April 15, 2003, Vol.3, No.8.
Two new articles every two weeks.
Bible Question? E-mail
THIS ISSUE: "If
'Faith Alone' saves, will Satan be saved?" (see
and "Introduction to Jeremiah"
ANSWERING YOUR QUESTIONS:
If "Faith Alone"
saves, will Satan be saved?
by Tom Rainwater
QUESTION: John 3:16 states that
"For God so loved the world, that he gave his only begotten
son, that whosoever believeth in Him, shall not perish but have
eternal life." Well, Satan believes in God; satanists believe
in God. Do they perish? Yes, they do. This verse basically states
that if you believe in God, you'll go to Heaven. Yet the Bible
also indicates that one must live a life accordingly, and that
you have to be devoted. I'm confused.
ANSWER: Hi! You ask an
excellent question. When Jesus in John 3:16 says "whoever
believes in Him shall not perish," notice that he didn't
say "whoever believes ONLY...shall not perish." Many
religious groups today affirm that all you have to do is "believe
only" and you are saved at the very first instant of faith
without ever having to do anything else. The New Testament doesn't
teach this. In fact, James chapter 2 shows conclusively that
"faith alone" is insufficient to save.
"What does it profit, my brethren, if someone says
he has faith but does not have works? Can faith save him?"
James directly poses the question under discussion: Can a
person claim faith yet not obey God and still be saved? In order
to avoid the question, some denominational people deny that James
is talking about salvation here. They should underline the word
"save" in the verse: "Can faith save
him?" James is indeed talking about salvation.
Next, he illustrates the absurdity of "faith only"
by showing how pointless it is for someone to have good will
toward a person in need, yet to do nothing for him. He concludes
from his illustration:
"Thus also faith by itself, if it does not have works
is dead." (2:17)
"But someone will say, 'You have faith, and I have
works.' Show me your faith without your works, and I will show
you my faith by my works."
James deals with the person who still thinks he can separate
faith from works and be pleasing to God. It's just as wrong to
think "salvation is by faith without works" as it is
to think "salvation is by works without faith." Both
faith and works are necessary to be saved. James offers a challenge:
"Show me your faith without your works," which
is an impossibility. "..and I will show you my faith
by my works." James understood that his own true faith
was demonstrated by doing the works God commanded.
"You believe that there is one God. You do well. Even
the demons believe -- and tremble."
In verse 19, James directly answers your question: demons
believe but they are not saved. The devil and his demons most

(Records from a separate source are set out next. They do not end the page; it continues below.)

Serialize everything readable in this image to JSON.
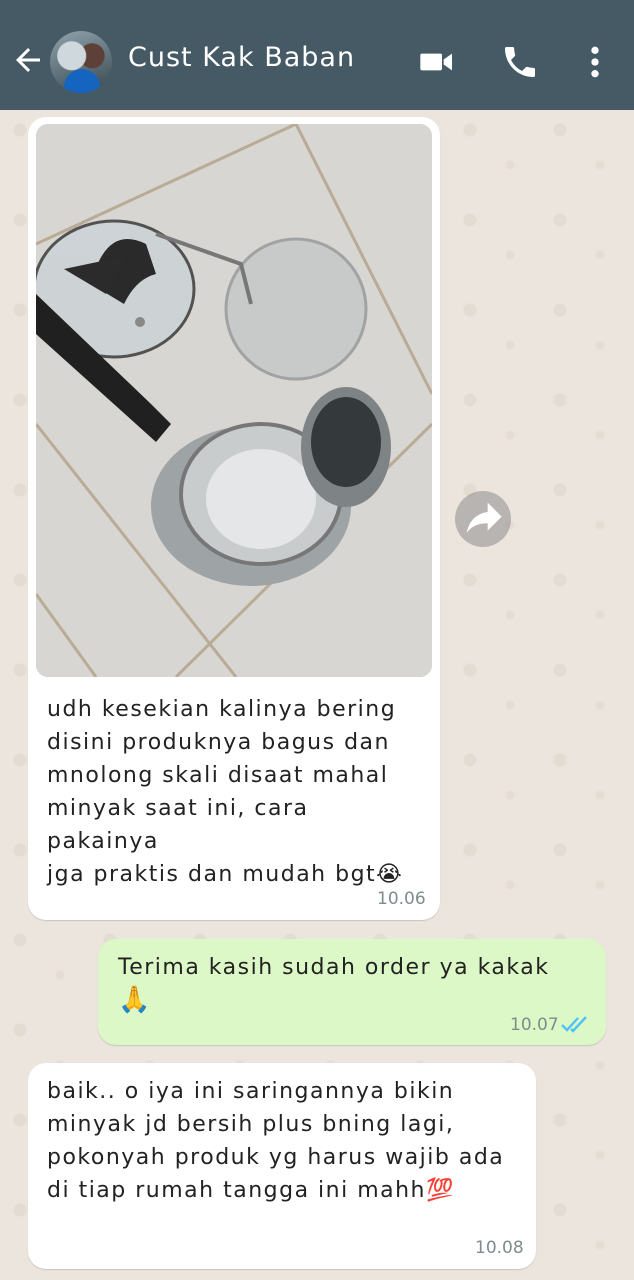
{
  "header": {
    "contact_name": "Cust Kak Baban"
  },
  "messages": [
    {
      "direction": "incoming",
      "has_image": true,
      "text": "udh kesekian kalinya bering disini produknya bagus dan mnolong skali disaat mahal minyak saat ini, cara pakainya jga praktis dan mudah bgt😭",
      "lines": [
        "udh kesekian kalinya bering",
        "disini produknya bagus dan",
        "mnolong skali disaat mahal",
        "minyak saat ini, cara pakainya",
        "jga praktis dan mudah bgt😭"
      ],
      "time": "10.06"
    },
    {
      "direction": "outgoing",
      "lines": [
        "Terima kasih sudah order ya kakak",
        "🙏"
      ],
      "time": "10.07",
      "status": "read"
    },
    {
      "direction": "incoming",
      "lines": [
        "baik.. o iya ini saringannya bikin",
        "minyak jd bersih plus bning lagi,",
        "pokonyah produk yg harus wajib ada",
        "di tiap rumah tangga ini mahh💯"
      ],
      "time": "10.08"
    }
  ],
  "icons": {
    "back": "arrow-left-icon",
    "video": "video-camera-icon",
    "call": "phone-icon",
    "menu": "more-vertical-icon",
    "forward": "share-forward-icon",
    "read_receipt": "double-check-icon"
  },
  "colors": {
    "header_bg": "#455a64",
    "chat_bg": "#ece5dd",
    "incoming_bubble": "#ffffff",
    "outgoing_bubble": "#dcf8c6",
    "read_tick": "#4fc3f7"
  }
}
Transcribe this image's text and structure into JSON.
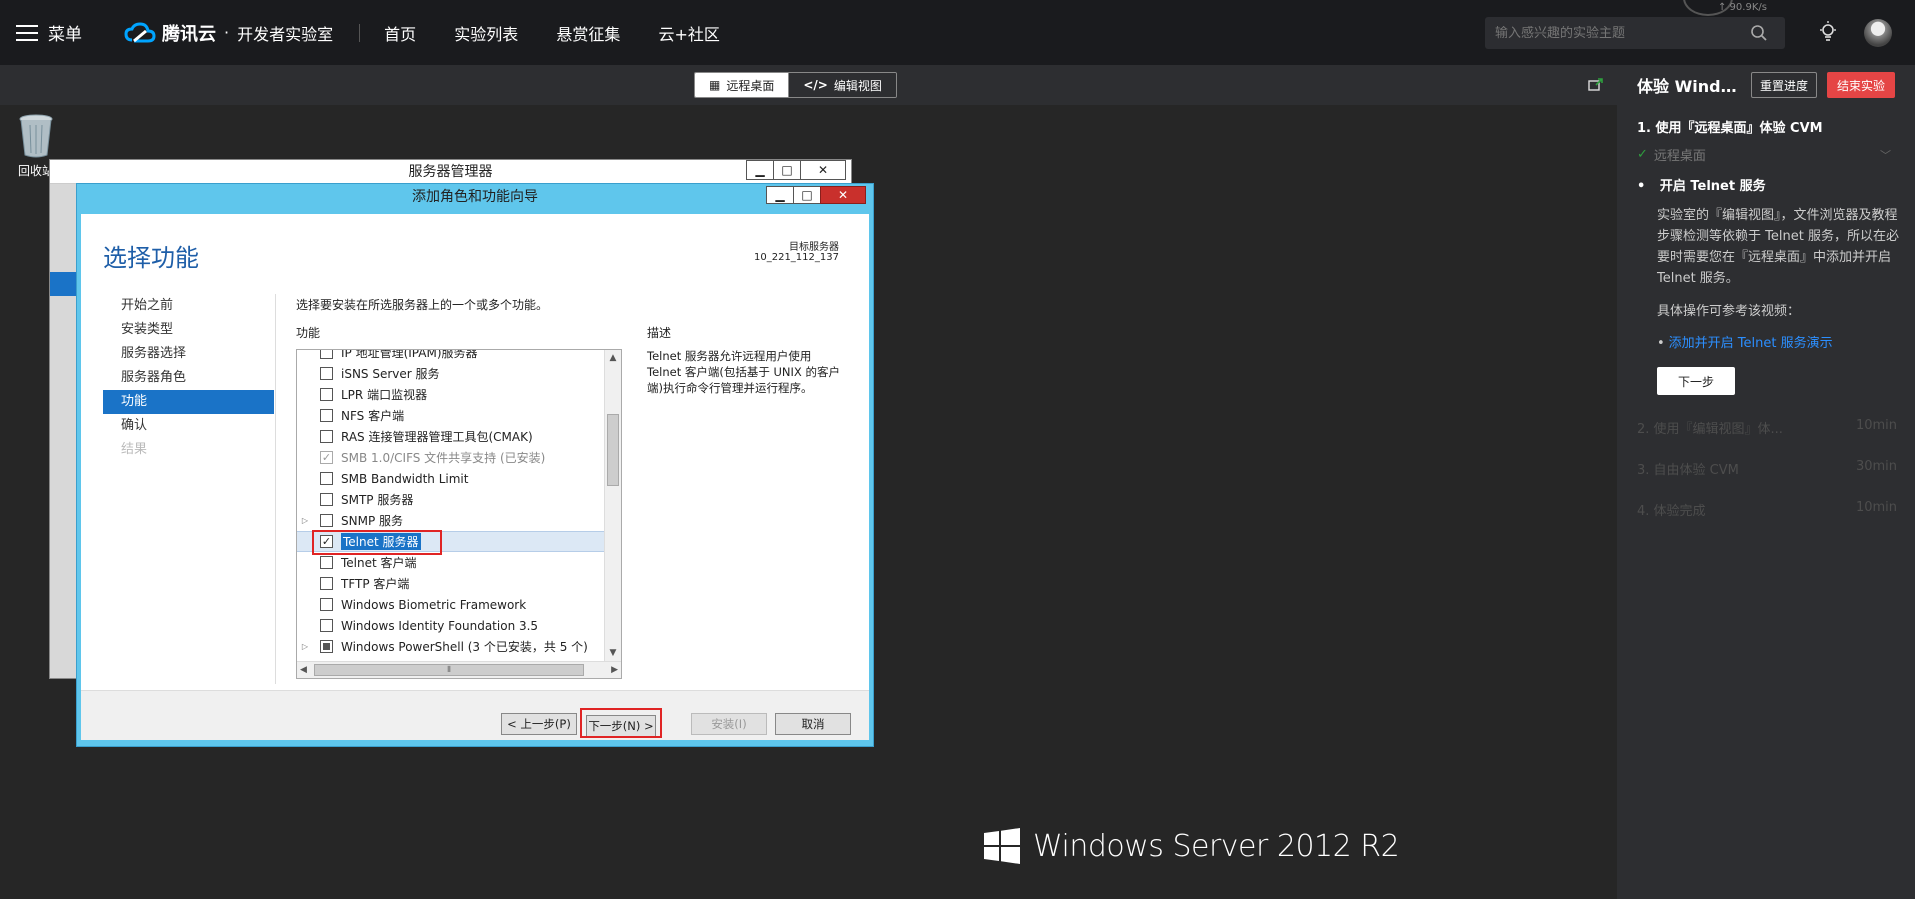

certainly believe in Christ, but they obviously don't obey Him.
Therefore they are lost. Anyone else who has faith alone without
further obedience will also be lost.
"But do you want to know, O foolish man, that faith
without works is dead?" (2:20)
James offers examples of how doing the works of God is an
important part of real faith. Abraham obeyed God by his offering
of Isaac (Genesis 22:1-19). Rahab was justified by works when
she protected Joshua's spies (Joshua 2:1-24; 6:25). About Abraham's
act of obedience, James says:
"Do you see that faith was working together with his
works, and by works faith was made perfect?" (2:22)
Only after Abraham heeded the voice of God was it said that
he truly "believed God, and it was accounted to him for
"For as the body without the spirit is dead,
so faith without works is dead also"
We can easily distinguish between the living and the dead.
A body that is physically dead is still and does nothing without
a spirit inside it. But while the spirit still resides in the
body, it is evident that the body is alive. Likewise, faith without
works is a dead faith. Faith with works is a living faith.
What kind of faith do you have?
Yes, belief in Christ is absolutely necessary to be saved,
and that 's Jesus' emphasis in John 3:16. But then true faith
continues to obey Christ as Lord, and that's James' emphasis
in James 2:14-26. The passages don't contradict. They both teach
important facts about salvation.
~ ~ ~
For a more detailed article on James 2, go here.